It’s a process with which the women are all too familiar: isolate one complex challenge in a string of problems, simplify it the best you can, then move on to the next headache. The students vary in many ways—some are young enough to be the traditional age for college; others are much older. Some have high school degrees; most have just completed the GED program at Grace. But they’ve all been accepted to Bronx Community College and are trying to solve the costly problem that opportunity presents.
Because they have GEDs or they didn’t score high enough on the state Regents exam, they must begin college with remedial classes. That makes good educational sense, but it’s a financial nightmare. “Basically, they’re in college, but I would say they’re doing high school work,” Williams explains. “So it takes them a longer time to graduate, and it eats up their financial aid.” Her goal is to test the students out of the remedial classes.

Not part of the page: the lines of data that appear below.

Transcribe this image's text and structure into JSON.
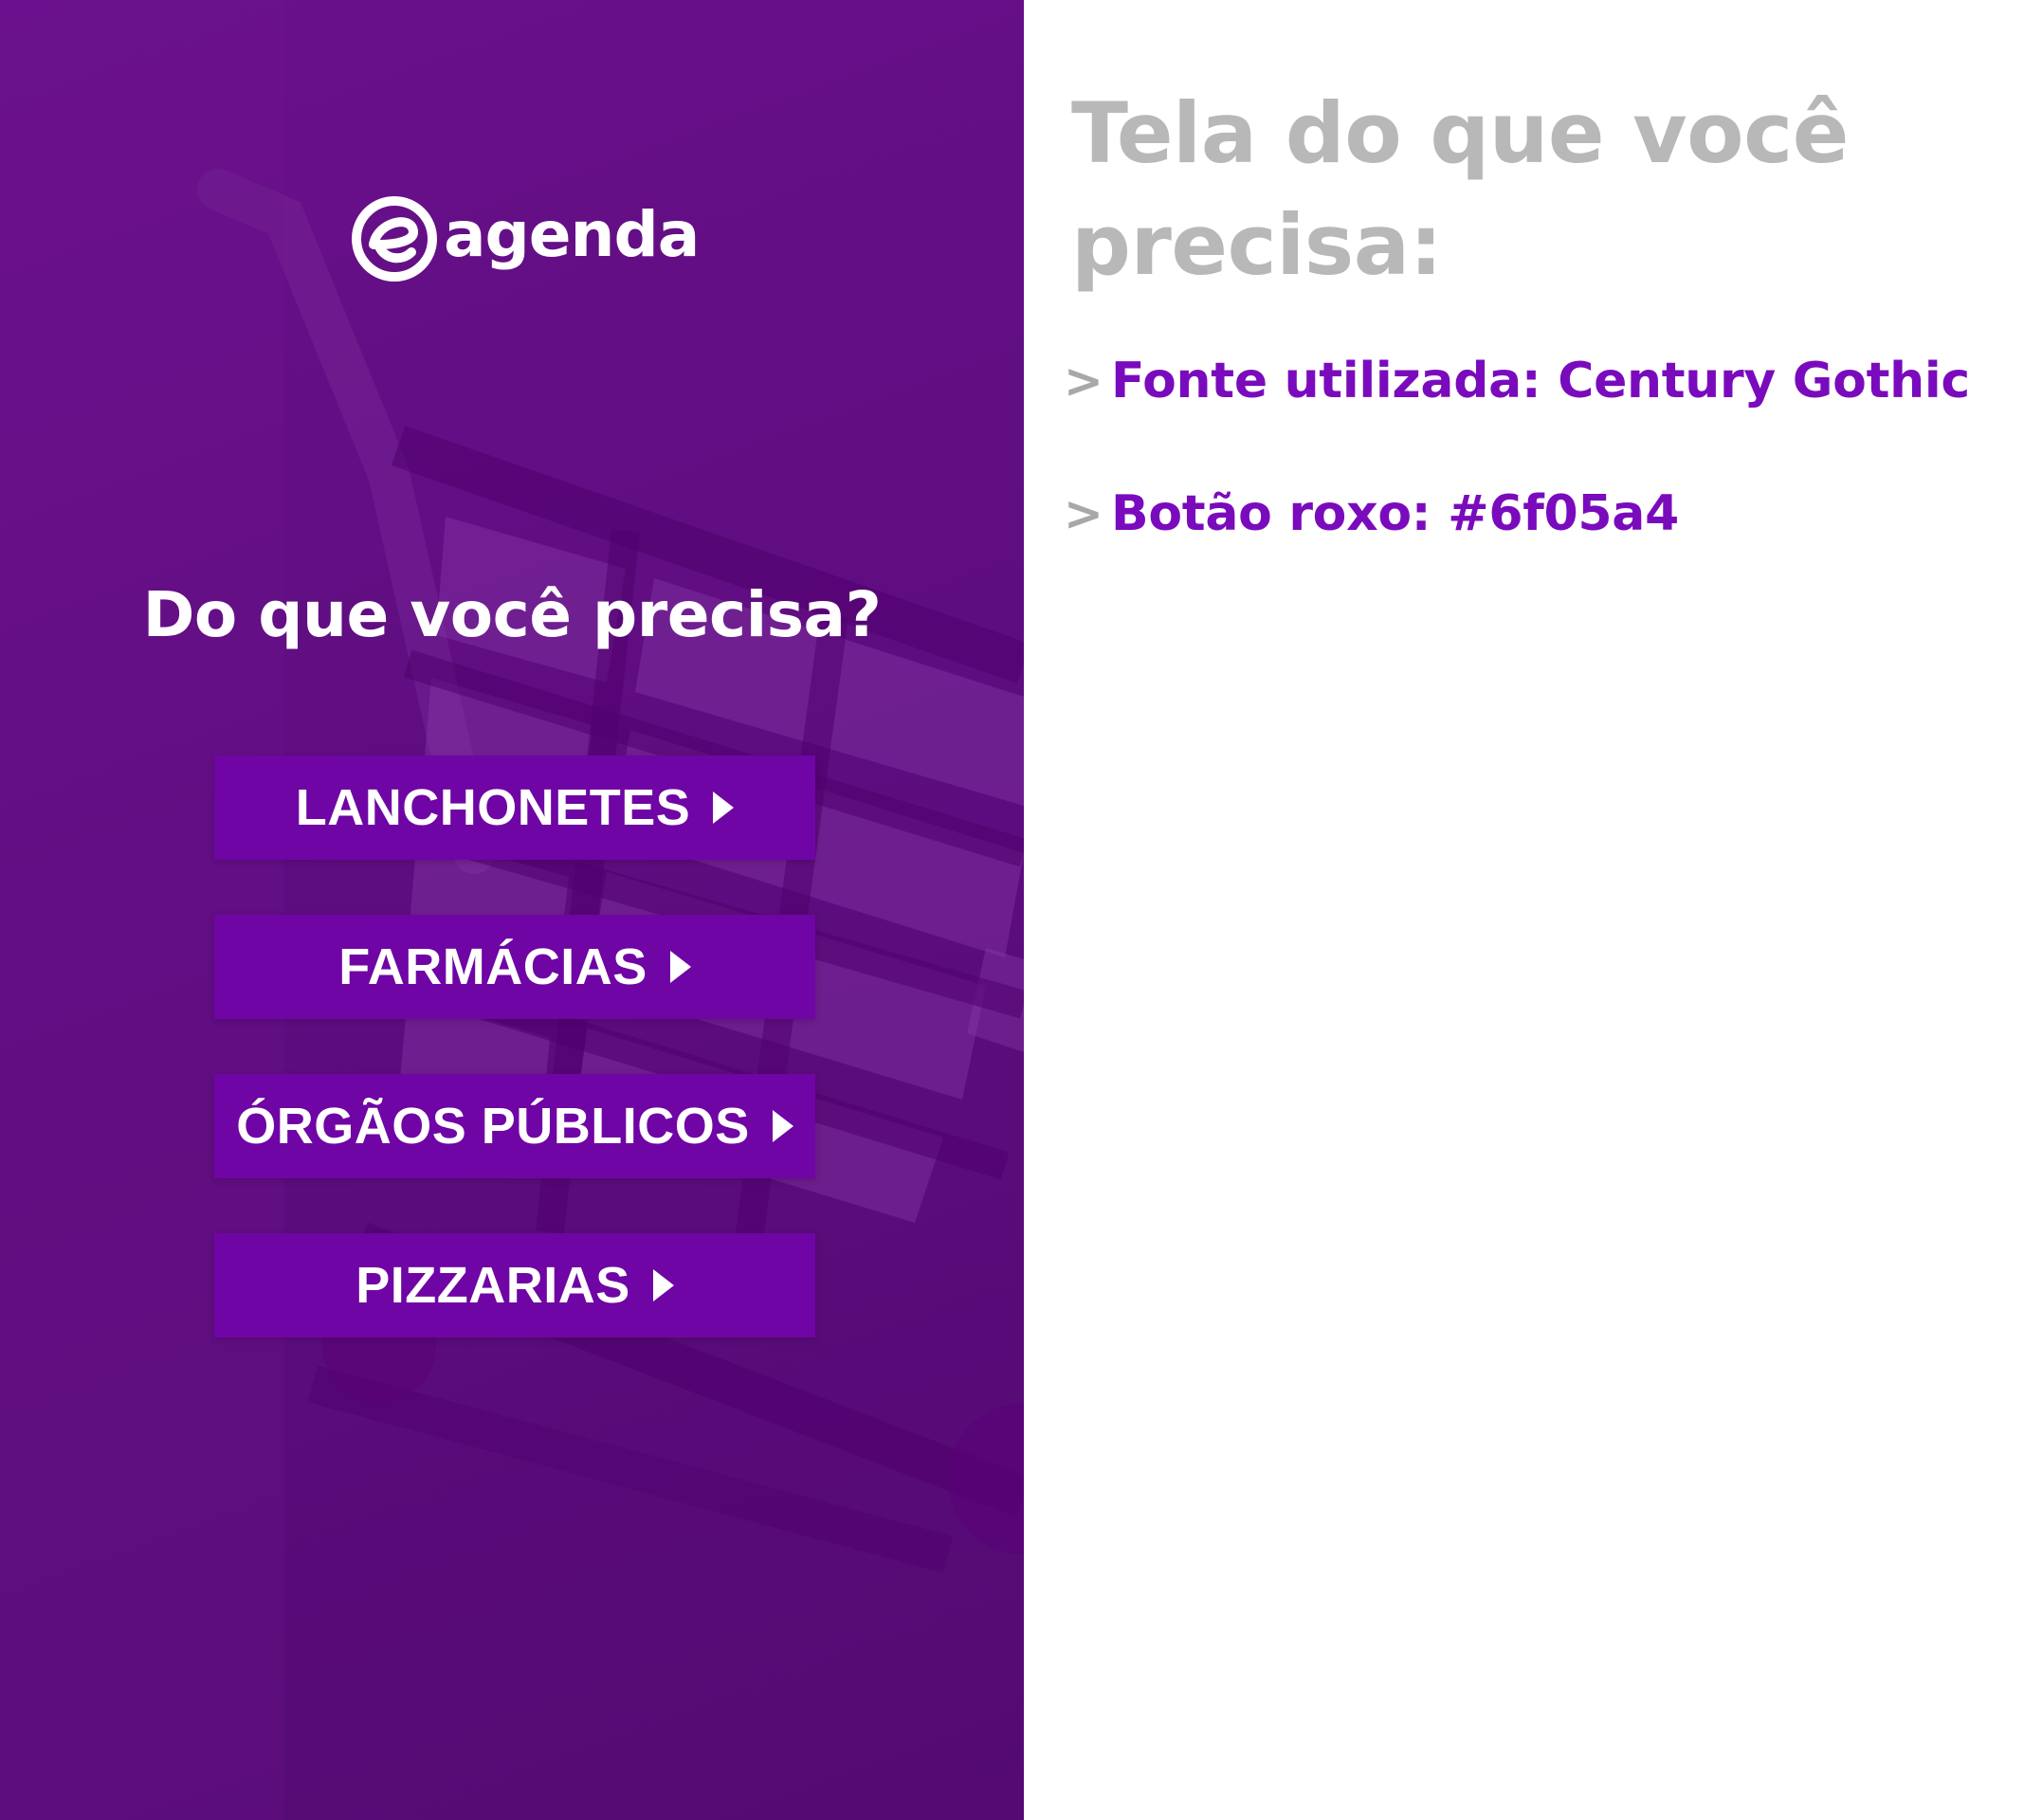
{
  "colors": {
    "panel_background": "#5e0d80",
    "button_background": "#6f05a4",
    "button_text": "#ffffff",
    "title_gray": "#b8b8b8",
    "spec_purple": "#7a0bbd",
    "bullet_gray": "#a8a8a8"
  },
  "app": {
    "logo_text": "agenda",
    "logo_icon": "e-circle-logo-icon",
    "question": "Do que você precisa?"
  },
  "menu": {
    "items": [
      {
        "label": "LANCHONETES",
        "icon": "arrow-right-icon"
      },
      {
        "label": "FARMÁCIAS",
        "icon": "arrow-right-icon"
      },
      {
        "label": "ÓRGÃOS PÚBLICOS",
        "icon": "arrow-right-icon"
      },
      {
        "label": "PIZZARIAS",
        "icon": "arrow-right-icon"
      }
    ]
  },
  "spec": {
    "title": "Tela do que você precisa:",
    "items": [
      {
        "bullet": ">",
        "text": "Fonte utilizada: Century Gothic"
      },
      {
        "bullet": ">",
        "text": "Botão roxo: #6f05a4"
      }
    ]
  }
}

The complexities won’t end there. Williams says Slowe’s story is not unique. Her students routinely show up loaded down with student debt and without a degree. The for-profit education industry, which exploded along with subprime mortgages and payday lending in the past decade, is largely responsible. A Government Accountability Office study in 2010 picked fifteen schools and found that all of them used some form of deception—or encouraged outright fraud—to pump up their students’ federal loan burden.
That is no small part of the reason that one in three black college graduates owe more than $38,000 in loans. There’s increasing concern that student debt will hit $1 trillion in 2011; it has already topped credit card debt. The trend line is driven not only by the high price of the Ivy Leagues but also the high price of poverty.
Still, many of Williams’s students were racing to join the indebted ranks in November. They’ve lived off unemployment insurance for months, but it will expire in December if Congress does not extend benefits for the long-term unemployed. Ms. Carol’s students hope to be in college and, thus, tapped into financial aid by the time the clock runs out.
Slowe is not worried about it for now. First she’s got to figure out how to factor down these trinomials, so she can save much needed time and money on her latest plan to beat poverty. January’s problems will come in January, and she’ll solve them then. “It’s always a way,” she shrugs. “It’s always a way.”